Gaston Leroux
- Chéri-Bibi, 1913 (and sequels)

Michel Morphy
- Mignon, Paris, Geoffroy 1896 (and sequels)

Jean d'Ormesson
- Histoire du Juif Errant [
A History of the Wandering Jew], Paris, Gallimard 1990

Pierre-Alexis Ponson Du Terrail
- Rocambole, 1857-1870

Jean Potocki
- Manuscrit trouvé à Saragosse [
Manuscript Found in Zaragoza], Paris, José Corti 1989

Nicolas-Edme Restif de La Bretonne
- * Les Posthumes [
Posthumous Letters], 1802

Eugène Sue
- Le Juif Errant [
The Wandering Jew], 1844-1845
- Les Mystères du Peuple [
The Mysteries of the Working Class], 1849-1857

Jules Verne
- 20 000 Lieues sous les mers [
20 000 Leagues under the Seas], 1870
- L'Ile Mystérieuse [
The Mysterious Island], 1874
- Le Sphinx des Glaces [
The Sphinx of the Ice Fields], 1897


The Avengers (TV series)

Bracebridge Hemyng
- * Dick Lightheart; or The Scapegrace at Sea, 1873

Howard Phillips Lovecraft
- The Shadow Out of Time, 1936
with Zealia Bishop
- The Mound, 1940

Charles Robert Maturin
- Melmoth the Wanderer, 1820

James A. Michener
Alaska, 1988

Alan Moore & Kevin O'Neill
The League of Extraordinary Gentlemen, 1999 (comic)

The Persuaders (TV series)

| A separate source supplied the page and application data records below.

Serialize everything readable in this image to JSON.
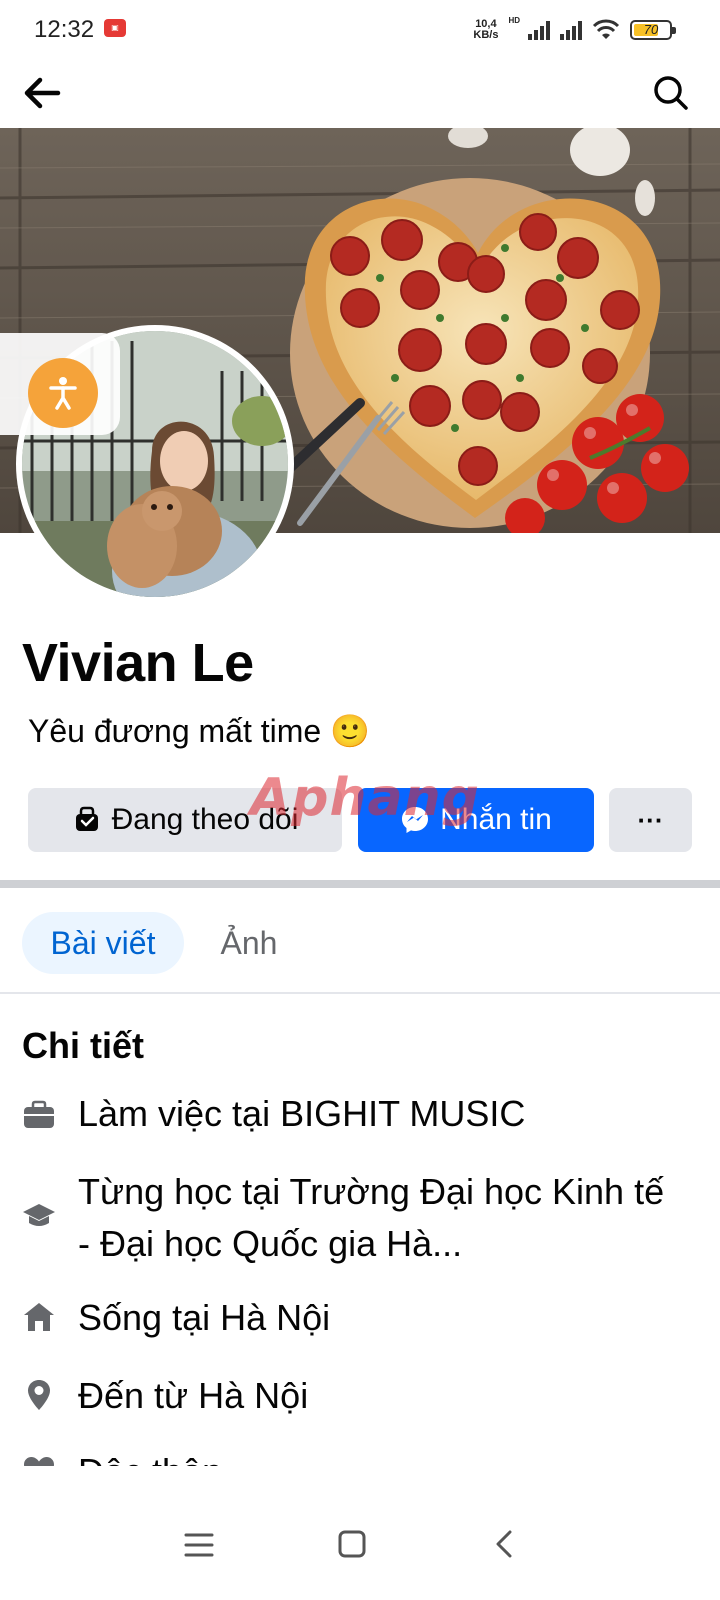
{
  "status": {
    "time": "12:32",
    "net_speed_value": "10,4",
    "net_speed_unit": "KB/s",
    "network_type": "HD",
    "battery_level": 70,
    "battery_text": "70"
  },
  "nav": {
    "back_icon": "arrow-left-icon",
    "search_icon": "search-icon"
  },
  "profile": {
    "name": "Vivian Le",
    "bio": "Yêu đương mất time 🙂"
  },
  "actions": {
    "following_label": "Đang theo dõi",
    "message_label": "Nhắn tin",
    "more_label": "···"
  },
  "watermark": "Aphang",
  "tabs": [
    {
      "label": "Bài viết",
      "active": true
    },
    {
      "label": "Ảnh",
      "active": false
    }
  ],
  "details": {
    "title": "Chi tiết",
    "items": [
      {
        "icon": "briefcase-icon",
        "text": "Làm việc tại BIGHIT MUSIC"
      },
      {
        "icon": "graduation-cap-icon",
        "text": "Từng học tại Trường Đại học Kinh tế - Đại học Quốc gia Hà..."
      },
      {
        "icon": "home-icon",
        "text": "Sống tại Hà Nội"
      },
      {
        "icon": "location-pin-icon",
        "text": "Đến từ Hà Nội"
      },
      {
        "icon": "heart-icon",
        "text": "Độc thân"
      }
    ]
  },
  "colors": {
    "primary_blue": "#0866ff",
    "tab_active_bg": "#ebf5ff",
    "tab_active_text": "#0064d1",
    "button_grey": "#e4e6eb",
    "accessibility_orange": "#f5a33a"
  }
}
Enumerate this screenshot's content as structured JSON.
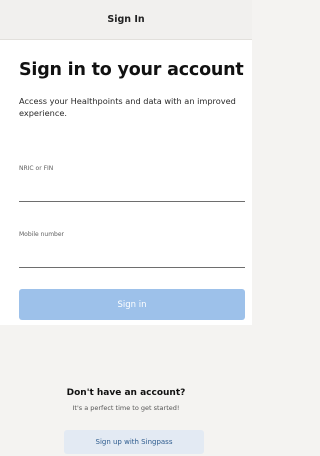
{
  "header": {
    "title": "Sign In"
  },
  "form": {
    "heading": "Sign in to your account",
    "subtitle": "Access your Healthpoints and data with an improved experience.",
    "nric_label": "NRIC or FIN",
    "nric_value": "",
    "mobile_label": "Mobile number",
    "mobile_value": "",
    "submit_label": "Sign in"
  },
  "signup": {
    "heading": "Don't have an account?",
    "subtext": "It's a perfect time to get started!",
    "button_label": "Sign up with Singpass"
  },
  "colors": {
    "primary_disabled": "#9dc1ea",
    "singpass_bg": "#e3eaf3",
    "singpass_text": "#2f5d8f"
  }
}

Edgar Allan Poe
- The Narrative of Arthur Gordon Pym, 1838

Tim Powers
- The Stress of Her Regard, 1989

Chelsea Quinn Yarbro
- * Hotel Transylvania, 1978


Jason Dark
- * Geisterjäger John Sinclair [
John Sinclair, Ghost-Hunter], 1973-

* Fushigi no umi no Nadia [
Nadia and the Secret of Blue Water] (anime)

Wolfgang Hohlbein
- * Der Hexer von Salem III: Der Dagon-Zyklus [
The Mage of Salem: The Dagon Cycle], 1991
- * Kapitän Nemos Kinder [
Captain Nemo's Children], 1993-2002

Friedrich Schiller
- Der Geisterseher [
The Visionary, or The Ghost-Seer], 1787

- The French Wold Newton Universe
Win Scott Eckert's WNU site
Rick Lai's Secret History of Captain Nemo
Patrick de Jacquelot's site
Jess Nevins' Jewel of the Crown
Dennis Power's Sub-Mariner article
Chuck Loridans' Children of the Night article
Michael D. Winkle's The Subterfuge Surfaces
About W. Hohlbein

Article © 2002 Vincent Mollet. All rights reserved.